Chinese Scientists Create Three "Super Cows" Via Cloning, to Produce Excessive Amounts of Milk

Sophie Hirsh - Author

Feb. 3 2023, Published 12:08 p.m. ET

Chinese Super Cows
Source: Getty Images

A farmer tends to Holstein cows as they are milked at Clayland farm on March 16, 2016 in Balfron, Scotland.

Anyone aware of the immense methane emissions and animal cruelty involved in the dairy industry knows that the best solution to these issues to transition the planet away from its addiction to cow-based dairy milk.

However, a few Chinese researchers have a different idea: Via cloning, they just created three "super cows," who were designed to produce much more milk than the average cow in the dairy industry.

Article continues below advertisement
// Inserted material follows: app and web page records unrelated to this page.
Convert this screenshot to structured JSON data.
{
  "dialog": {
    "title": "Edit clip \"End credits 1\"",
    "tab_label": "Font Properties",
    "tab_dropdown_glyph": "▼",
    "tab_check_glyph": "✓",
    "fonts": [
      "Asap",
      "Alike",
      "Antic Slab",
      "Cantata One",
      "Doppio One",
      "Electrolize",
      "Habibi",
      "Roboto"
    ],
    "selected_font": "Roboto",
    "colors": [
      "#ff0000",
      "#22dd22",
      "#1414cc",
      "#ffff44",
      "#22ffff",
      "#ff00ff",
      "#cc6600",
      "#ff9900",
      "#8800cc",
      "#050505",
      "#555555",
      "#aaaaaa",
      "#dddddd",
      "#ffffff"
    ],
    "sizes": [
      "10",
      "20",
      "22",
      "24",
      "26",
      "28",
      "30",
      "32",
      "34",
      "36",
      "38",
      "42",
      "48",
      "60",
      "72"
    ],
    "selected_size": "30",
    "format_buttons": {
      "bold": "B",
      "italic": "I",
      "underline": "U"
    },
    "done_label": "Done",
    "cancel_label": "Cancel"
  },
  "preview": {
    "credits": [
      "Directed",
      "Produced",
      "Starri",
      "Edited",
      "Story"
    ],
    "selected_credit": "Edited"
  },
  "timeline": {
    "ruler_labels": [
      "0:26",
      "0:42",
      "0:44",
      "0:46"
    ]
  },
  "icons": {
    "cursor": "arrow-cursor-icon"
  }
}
Though it is an interesting feat of science, this presents a host of ethical issues. Keep reading for the full details on these Chinese super cows, and why it's far from the ideal solution to the dairy industry's high environmental impact and supply chain issues.

Dairy Cows
Source: Getty Images
Article continues below advertisement

Chinese scientists successfully cloned "super cows."

In February 2023, scientists from Northwest University of Agricultural and Forestry Science and Technology in Shaanxi, China announced that their cow-cloning experiment was a success. The project, which started sometime last year, began with the scientists sampling tissue from the ears of Holstein Friesian cows from across China, as reported by CBS News.

Holsteins are known for being the highest milk-producing cows in the world.

The researchers then used a method known as "somatic cell nuclear transfer" to turn these tissues into embryos, "which were then placed inside surrogate cows," as per CBS News.

"Placed inside" is a euphemism for forcibly inseminating cows; in the dairy industry, this is typically done by hand, in a quite disturbing process.

Article continues below advertisement

The three cloned cows, who are being called super cows, were born in the Ningxia region shortly ahead of the 2023 Lunar New Year, CNN reported via Ningxia Daily.

The three calves are all shaped exactly like the cows they were bred from, and they also have the exact same skin pattern as the cows they were bred from, according to the Global Times.

The China-based news outlet also reported that these cows will each be able to produce 18 tons of milk a year, and more than 100 tons of milk in their lifetimes.

According to the USDA via Business Insider, the average lactating cow in the U.S. dairy industry produces about 10.8 metric tons of milk annually, meaning that these new super cows are expected to produce nearly double that.

Article continues below advertisement

The super cows are not yet producing milk.

We likely won't hear about these super cows actually producing milk for at least two years.

A female cow must first reach puberty, which typically occurs when she is about 1 year old; then, she is forcibly impregnated.

According to the FDA, cloned animals can reproduce "just like any other animal."

Article continues below advertisement

A cow's gestation period is as long as a human's, lasting between around nine months. Then, after the cow gives birth, her body will start producing milk for her baby, just like a human. However, her calf must be taken from her in order for farmers to take her milk and sell it.

And the scientists behind this experiment certainly plan to do that — with far more than just these three cows.

Article continues below advertisement

Why are super cows being bred?

Jin Yaping, who led the research, told the Global Times that the team plans "to take two to three years to build up a herd comprised of over 1,000 super cows, as a solid foundation to tackle China's reliance on overseas dairy cows."

Basically, the purpose of this project is to support China's economy, and produce more dairy milk domestically. At first glance of headlines about this news, one might think that the purpose would be to produce more dairy milk with less emissions and land use — which very well might wind up being a side effect. But it doesn't seem to be top of mind for those behind this experiment.

Article continues below advertisement

But still, none of these reasons are enough to justify amplifying the cruelty of the dairy industry onto the cows bred for this experiment. The life of a dairy cow involves repeated forcible impregnation, separation from her calves, living in confinement, painful mutilations, and constant milking, which leads to health issues including mastitis.

Humans do not need to consume milk, and the industry is causing immense animal suffering and environmental destruction. So instead of funding experiments like cloning super cows, we should be focusing on developing more lab-grown dairy and expanding the plant-based dairy alternative market.

More from Green Matters

Latest Business News and Updates

    Opt-out of personalized ads

    © Copyright 2024 Green Matters. Green Matters is a registered trademark. All Rights Reserved. People may receive compensation for some links to products and services on this website. Offers may be subject to change without notice.